**Exercise goal:**
Using the listing, work out the number of lines where "shop" shows up, and answer with that number alone.

**Data listing:**
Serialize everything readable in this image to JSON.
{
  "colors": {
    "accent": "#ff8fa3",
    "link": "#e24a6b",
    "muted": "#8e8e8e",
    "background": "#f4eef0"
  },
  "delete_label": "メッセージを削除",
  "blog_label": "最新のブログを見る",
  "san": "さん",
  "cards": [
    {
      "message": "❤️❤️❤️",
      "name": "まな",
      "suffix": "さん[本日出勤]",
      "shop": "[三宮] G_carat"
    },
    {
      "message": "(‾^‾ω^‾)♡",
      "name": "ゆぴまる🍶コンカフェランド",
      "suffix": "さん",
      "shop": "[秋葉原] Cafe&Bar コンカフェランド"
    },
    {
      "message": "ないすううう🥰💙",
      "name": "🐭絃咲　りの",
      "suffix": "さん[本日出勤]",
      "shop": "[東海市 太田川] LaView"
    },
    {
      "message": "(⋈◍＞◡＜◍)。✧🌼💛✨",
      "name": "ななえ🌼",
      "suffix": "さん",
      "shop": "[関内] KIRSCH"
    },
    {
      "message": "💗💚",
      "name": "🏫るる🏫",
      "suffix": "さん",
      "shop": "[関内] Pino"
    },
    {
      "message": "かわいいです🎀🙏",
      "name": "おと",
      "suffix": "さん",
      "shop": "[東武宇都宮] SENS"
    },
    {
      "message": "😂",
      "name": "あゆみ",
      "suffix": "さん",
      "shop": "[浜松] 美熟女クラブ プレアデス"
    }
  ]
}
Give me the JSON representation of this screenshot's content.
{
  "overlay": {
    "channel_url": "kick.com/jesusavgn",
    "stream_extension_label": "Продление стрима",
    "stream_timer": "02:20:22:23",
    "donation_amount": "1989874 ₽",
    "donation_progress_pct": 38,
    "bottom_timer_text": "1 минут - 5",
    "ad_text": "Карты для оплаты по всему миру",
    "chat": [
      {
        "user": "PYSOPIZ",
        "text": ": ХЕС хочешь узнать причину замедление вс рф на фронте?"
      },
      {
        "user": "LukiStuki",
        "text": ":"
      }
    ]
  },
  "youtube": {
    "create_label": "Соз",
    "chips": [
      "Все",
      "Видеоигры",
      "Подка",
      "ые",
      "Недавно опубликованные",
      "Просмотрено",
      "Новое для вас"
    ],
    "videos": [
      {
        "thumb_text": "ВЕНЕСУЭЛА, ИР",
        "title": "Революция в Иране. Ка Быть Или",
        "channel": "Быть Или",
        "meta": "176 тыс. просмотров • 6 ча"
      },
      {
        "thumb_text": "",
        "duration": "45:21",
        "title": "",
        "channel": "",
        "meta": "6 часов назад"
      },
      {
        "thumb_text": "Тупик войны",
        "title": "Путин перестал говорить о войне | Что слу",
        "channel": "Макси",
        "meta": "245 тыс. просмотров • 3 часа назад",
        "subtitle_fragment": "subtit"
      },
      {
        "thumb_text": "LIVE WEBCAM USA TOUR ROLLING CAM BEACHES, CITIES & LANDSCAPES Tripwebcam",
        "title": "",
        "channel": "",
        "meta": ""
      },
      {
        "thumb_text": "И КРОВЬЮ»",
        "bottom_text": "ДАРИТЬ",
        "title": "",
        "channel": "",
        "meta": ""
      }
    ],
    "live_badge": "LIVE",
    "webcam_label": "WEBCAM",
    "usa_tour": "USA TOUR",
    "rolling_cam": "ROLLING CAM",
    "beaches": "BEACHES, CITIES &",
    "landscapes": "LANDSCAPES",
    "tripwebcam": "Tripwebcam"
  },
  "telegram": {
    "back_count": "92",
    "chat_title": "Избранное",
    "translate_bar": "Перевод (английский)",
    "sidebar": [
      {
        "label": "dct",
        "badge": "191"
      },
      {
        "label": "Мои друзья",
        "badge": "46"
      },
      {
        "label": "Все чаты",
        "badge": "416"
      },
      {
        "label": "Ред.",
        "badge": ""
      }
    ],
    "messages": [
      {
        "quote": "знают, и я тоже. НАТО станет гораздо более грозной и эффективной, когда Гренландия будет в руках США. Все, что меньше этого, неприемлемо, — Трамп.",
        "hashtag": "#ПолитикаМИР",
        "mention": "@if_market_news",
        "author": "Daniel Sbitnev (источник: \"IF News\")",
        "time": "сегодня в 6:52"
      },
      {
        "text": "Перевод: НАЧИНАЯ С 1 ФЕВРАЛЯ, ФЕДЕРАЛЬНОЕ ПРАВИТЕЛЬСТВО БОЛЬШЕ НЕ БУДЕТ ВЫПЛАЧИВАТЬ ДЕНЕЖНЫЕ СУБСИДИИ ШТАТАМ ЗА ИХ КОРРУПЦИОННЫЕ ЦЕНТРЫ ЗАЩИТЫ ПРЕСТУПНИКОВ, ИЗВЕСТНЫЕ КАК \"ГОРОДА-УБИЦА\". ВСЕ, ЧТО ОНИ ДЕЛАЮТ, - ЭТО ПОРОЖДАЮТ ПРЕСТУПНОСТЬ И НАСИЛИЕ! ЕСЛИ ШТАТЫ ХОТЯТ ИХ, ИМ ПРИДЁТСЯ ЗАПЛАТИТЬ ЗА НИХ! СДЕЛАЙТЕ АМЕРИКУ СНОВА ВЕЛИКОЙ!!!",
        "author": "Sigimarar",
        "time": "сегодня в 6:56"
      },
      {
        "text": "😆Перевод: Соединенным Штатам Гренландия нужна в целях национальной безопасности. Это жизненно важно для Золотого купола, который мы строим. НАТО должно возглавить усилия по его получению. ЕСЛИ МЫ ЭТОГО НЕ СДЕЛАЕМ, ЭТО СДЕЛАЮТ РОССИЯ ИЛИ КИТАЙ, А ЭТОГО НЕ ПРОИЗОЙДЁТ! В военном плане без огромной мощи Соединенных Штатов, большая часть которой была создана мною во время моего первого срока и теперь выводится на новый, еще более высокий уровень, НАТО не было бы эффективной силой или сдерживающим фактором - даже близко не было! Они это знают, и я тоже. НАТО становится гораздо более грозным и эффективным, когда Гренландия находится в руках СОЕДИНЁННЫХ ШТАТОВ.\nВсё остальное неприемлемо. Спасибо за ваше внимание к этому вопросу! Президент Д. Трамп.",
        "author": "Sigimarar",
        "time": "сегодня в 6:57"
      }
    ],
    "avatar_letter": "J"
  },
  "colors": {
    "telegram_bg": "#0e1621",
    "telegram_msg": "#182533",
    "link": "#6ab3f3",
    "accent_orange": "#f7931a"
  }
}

**Result:**
7